Task description
Read the records and gather each line that includes "Test".

Available data
= Beginning of Section =
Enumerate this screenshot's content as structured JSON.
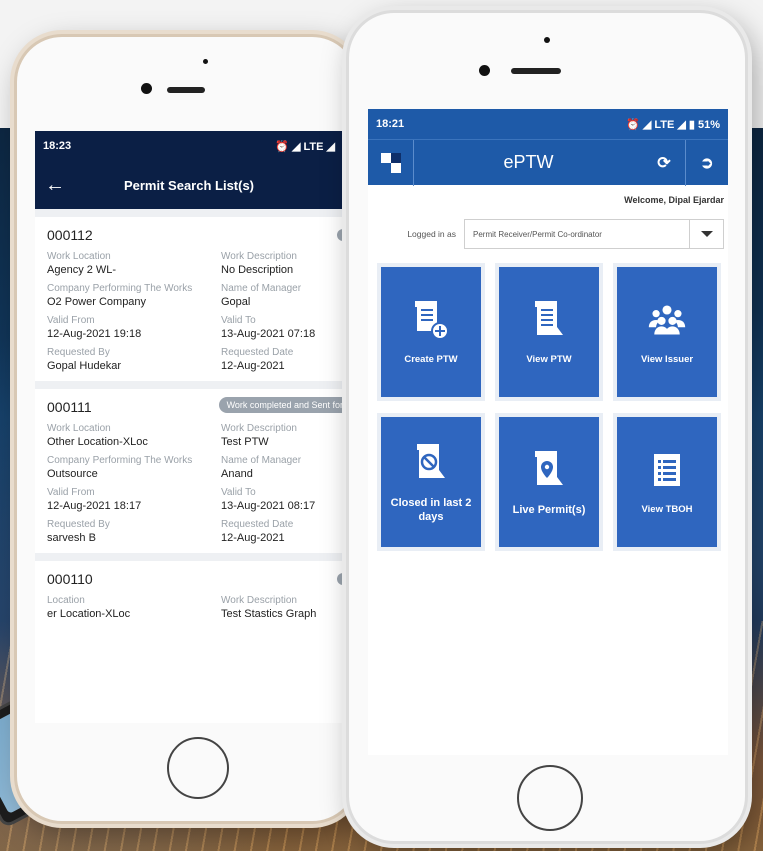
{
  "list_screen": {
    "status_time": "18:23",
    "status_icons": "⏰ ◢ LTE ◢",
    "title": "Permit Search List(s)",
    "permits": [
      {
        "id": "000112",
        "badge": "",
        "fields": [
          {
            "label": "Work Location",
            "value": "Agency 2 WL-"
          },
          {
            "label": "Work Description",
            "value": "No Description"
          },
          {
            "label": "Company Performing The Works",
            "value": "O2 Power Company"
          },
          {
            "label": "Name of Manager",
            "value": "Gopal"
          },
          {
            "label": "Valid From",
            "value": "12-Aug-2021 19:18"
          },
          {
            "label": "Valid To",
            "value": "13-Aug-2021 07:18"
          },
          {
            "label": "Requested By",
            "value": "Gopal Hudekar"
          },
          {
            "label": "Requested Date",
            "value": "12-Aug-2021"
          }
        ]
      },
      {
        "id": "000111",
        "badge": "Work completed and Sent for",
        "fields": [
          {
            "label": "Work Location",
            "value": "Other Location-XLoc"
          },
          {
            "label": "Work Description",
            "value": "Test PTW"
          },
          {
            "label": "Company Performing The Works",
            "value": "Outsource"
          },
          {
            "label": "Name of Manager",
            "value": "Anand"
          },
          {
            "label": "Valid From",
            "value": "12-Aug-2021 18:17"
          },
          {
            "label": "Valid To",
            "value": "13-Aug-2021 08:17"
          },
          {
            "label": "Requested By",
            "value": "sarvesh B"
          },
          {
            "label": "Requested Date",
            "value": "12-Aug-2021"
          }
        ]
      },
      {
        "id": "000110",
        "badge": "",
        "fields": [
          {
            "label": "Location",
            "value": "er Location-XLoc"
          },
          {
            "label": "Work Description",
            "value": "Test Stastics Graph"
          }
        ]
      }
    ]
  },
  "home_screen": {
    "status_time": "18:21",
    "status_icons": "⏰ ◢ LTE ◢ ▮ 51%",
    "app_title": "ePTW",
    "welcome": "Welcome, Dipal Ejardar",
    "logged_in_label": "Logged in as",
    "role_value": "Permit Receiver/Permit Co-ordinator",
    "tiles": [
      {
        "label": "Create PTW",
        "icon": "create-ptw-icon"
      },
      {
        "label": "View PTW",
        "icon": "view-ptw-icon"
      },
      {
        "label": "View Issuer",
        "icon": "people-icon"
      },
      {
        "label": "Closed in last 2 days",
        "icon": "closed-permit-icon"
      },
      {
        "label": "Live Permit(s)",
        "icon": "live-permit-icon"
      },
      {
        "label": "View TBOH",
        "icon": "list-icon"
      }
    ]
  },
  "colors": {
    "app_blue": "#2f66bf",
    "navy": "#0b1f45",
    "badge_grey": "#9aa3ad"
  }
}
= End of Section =
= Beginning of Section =
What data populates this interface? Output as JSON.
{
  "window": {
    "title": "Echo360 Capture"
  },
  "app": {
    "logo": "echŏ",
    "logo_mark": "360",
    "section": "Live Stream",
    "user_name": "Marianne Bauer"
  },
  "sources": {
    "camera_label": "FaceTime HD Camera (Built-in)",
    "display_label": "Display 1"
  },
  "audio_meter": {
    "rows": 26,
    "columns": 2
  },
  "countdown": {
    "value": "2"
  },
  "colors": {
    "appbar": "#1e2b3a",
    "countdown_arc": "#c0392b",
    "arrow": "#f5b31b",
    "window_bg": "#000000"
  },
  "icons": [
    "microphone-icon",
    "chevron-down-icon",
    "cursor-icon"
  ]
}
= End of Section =
Solved problem
            "value": "Test PTW"
            "value": "Test Stastics Graph"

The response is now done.